ITNT – In 2005 the Russian government spent more than US$ 275 million to launch Russia Today, now known as RT.
A Russian Ministry of Justice document states the allocation of two amounts, 17,668,310,000 rubles (US$ 275,000,000) and 42,326,000 rubles (US$ 660,000).
The funds were provided to:
- Автономная некоммерческая организация “ТВ-новости” (Translated: Autonomous non-profit organization “TV-Novosti”)
The document further states:
- (адрес (место нахождения) органа, по которому осуществляется связь с некоммерческой организацией) (Translated: (address (location) of the authority at which communication with the non-profit organization is carried out))
- 111020, Москва, ул. Боровая, д. 3, корп. 1 (Translated: 111020, Moscow, st. Borovaya, 3, bldg. one) is provided as the organization’s address
Searching for the above given address results in RT’s Contact Us page top-listed in Google’s search results. The RT page lists the Autonomous non-profit organization (ANO) “TV-Novosti” as its parent company and has “Bldg.3, Borovaya St., Moscow, Russia 111020” published as its official address.
In 2013, in a conversation with Margarita Simonyan, RT’s Chief Editor, Russian president Putin talked about how and why Russia Today was created.
Vladimir Putin: “When we designed this project [TV-Novosti/Russia Today] back in 2005 we intended introducing another strong player on the world’s scene, a player that wouldn’t just provide an unbiased coverage of the events in Russia but also try, let me stress, I mean – try to break the Anglo-Saxon monopoly on the global information streams. And it seems to me that you’re succeeding in this job. … Certainly the channel is funded by the government, so it cannot help but reflect the Russian government’s official position on the events in our country and in the rest of the world one way or another.”
“The information weapon”
Excerpts from “Question That: RT’s Military Mission”
RT’s editor-in-chief is Margarita Simonyan, formerly a journalist in the Kremlin media pool. In 2012, Simonyan was interviewed by Russian daily Kommersant (archived here), and described the broadcaster’s mission and philosophy in overtly military terms:
Question: OK, and why does the country need it all? Why should I, as a taxpayer, support you?
Simonyan: Well, for about the same reason as why the country needs a Defense Ministry. Why do you, as a taxpayer, need that?
Question: Really? Are we fighting someone at the moment?
Simonyan: Right now, we’re not fighting anyone. But in 2008 we were fighting. The Defense Ministry was fighting with Georgia, but we were conducting the information war, and what’s more, against the whole Western world. It’s impossible to start making a weapon only when the war already started! That’s why the Defense Ministry isn’t fighting anyone at the moment, but it’s ready for defense. So are we.
This is not the only time Simonyan has referred to RT’s mission in military terms. In a separate interview with lenta.ru in 2013 (archived here), she again spoke of information in weaponized terms, and highlighted its use in “critical moments”.

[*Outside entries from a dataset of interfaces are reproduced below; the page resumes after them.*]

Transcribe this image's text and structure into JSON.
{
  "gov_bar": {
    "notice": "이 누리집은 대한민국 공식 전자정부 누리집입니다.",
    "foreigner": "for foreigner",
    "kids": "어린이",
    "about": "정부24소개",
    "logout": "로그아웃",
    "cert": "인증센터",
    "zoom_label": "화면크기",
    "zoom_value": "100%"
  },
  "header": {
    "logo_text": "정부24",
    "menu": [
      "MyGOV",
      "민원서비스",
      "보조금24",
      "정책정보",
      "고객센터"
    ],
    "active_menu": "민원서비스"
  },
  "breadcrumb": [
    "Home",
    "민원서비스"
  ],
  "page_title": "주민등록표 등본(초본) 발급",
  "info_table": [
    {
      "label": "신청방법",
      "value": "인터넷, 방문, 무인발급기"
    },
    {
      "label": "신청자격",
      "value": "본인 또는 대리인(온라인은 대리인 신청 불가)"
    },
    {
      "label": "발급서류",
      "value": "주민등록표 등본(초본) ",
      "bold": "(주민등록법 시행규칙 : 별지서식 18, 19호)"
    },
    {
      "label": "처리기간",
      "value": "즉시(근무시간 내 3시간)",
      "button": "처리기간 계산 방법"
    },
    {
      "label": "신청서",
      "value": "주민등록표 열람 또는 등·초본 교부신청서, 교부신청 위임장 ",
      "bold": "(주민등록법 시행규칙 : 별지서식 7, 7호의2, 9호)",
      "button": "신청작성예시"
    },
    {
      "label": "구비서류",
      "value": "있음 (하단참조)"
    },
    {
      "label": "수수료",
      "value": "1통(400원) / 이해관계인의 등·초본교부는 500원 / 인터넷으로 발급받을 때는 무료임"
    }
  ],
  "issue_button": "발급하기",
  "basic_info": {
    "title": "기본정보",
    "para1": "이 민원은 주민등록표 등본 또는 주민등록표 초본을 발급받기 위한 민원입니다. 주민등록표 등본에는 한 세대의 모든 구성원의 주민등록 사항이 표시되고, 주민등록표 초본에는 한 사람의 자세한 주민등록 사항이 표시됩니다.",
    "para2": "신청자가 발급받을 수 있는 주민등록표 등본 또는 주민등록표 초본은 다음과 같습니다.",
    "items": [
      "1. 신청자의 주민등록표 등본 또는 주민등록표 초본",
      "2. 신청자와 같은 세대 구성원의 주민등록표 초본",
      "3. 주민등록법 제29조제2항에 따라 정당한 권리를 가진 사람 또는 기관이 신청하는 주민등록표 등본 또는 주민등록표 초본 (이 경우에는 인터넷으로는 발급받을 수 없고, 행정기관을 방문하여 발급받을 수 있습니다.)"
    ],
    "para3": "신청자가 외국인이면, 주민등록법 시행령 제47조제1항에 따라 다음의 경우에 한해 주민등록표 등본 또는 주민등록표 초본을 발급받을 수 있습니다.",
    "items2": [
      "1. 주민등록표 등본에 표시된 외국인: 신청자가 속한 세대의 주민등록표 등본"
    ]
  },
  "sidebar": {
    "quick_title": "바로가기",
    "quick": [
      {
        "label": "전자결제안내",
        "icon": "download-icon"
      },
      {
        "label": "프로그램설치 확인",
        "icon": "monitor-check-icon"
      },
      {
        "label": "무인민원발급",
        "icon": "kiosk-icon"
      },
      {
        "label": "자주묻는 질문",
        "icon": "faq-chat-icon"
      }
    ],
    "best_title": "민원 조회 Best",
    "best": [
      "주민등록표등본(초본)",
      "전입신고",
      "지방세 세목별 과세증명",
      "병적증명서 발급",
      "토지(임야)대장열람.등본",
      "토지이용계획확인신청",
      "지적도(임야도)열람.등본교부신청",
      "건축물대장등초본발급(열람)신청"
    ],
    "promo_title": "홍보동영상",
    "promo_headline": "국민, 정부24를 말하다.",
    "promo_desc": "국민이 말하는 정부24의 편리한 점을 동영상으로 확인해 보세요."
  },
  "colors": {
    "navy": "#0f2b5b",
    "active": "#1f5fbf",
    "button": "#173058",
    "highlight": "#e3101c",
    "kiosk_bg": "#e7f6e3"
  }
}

Simonyan: The information weapon, of course, is used in critical moments, and war is always a critical moment. And it’s war. It’s a weapon like any other. Do you understand? And to say, why do we need it — it’s about the same as saying: ‘Why do we need the Ministry of Defense, if there is no war?’
She further characterized RT’s mission in non-conflict situations as preparing for “critical moments”, such as war, by winning an audience.
Simonyan: Of course, the Defense Ministry can’t start training soldiers, preparing weaponry and generally making itself from scratch when the war already started. If we don’t have an audience today, tomorrow and the day after, it’ll be the same as in 2008.
In the Lenta.ru interview, she expanded on her vision of how the “information weapon” should be used and appeared to confirm that the United States is the principal target.
Simonyan: In 2008, [our audience] wasn’t zero, but put mildly, it wasn’t brilliant. Now it would be immeasurably better, on account of the fact that we show Americans alternative news about themselves. We don’t show it to start a revolution in the USA, that’s laughable and crazy, but to conquer an audience. (…) In a critical moment we’ll already have grown our audience, which is used to come to us for the other side of the truth, and of course we’ll make use of that.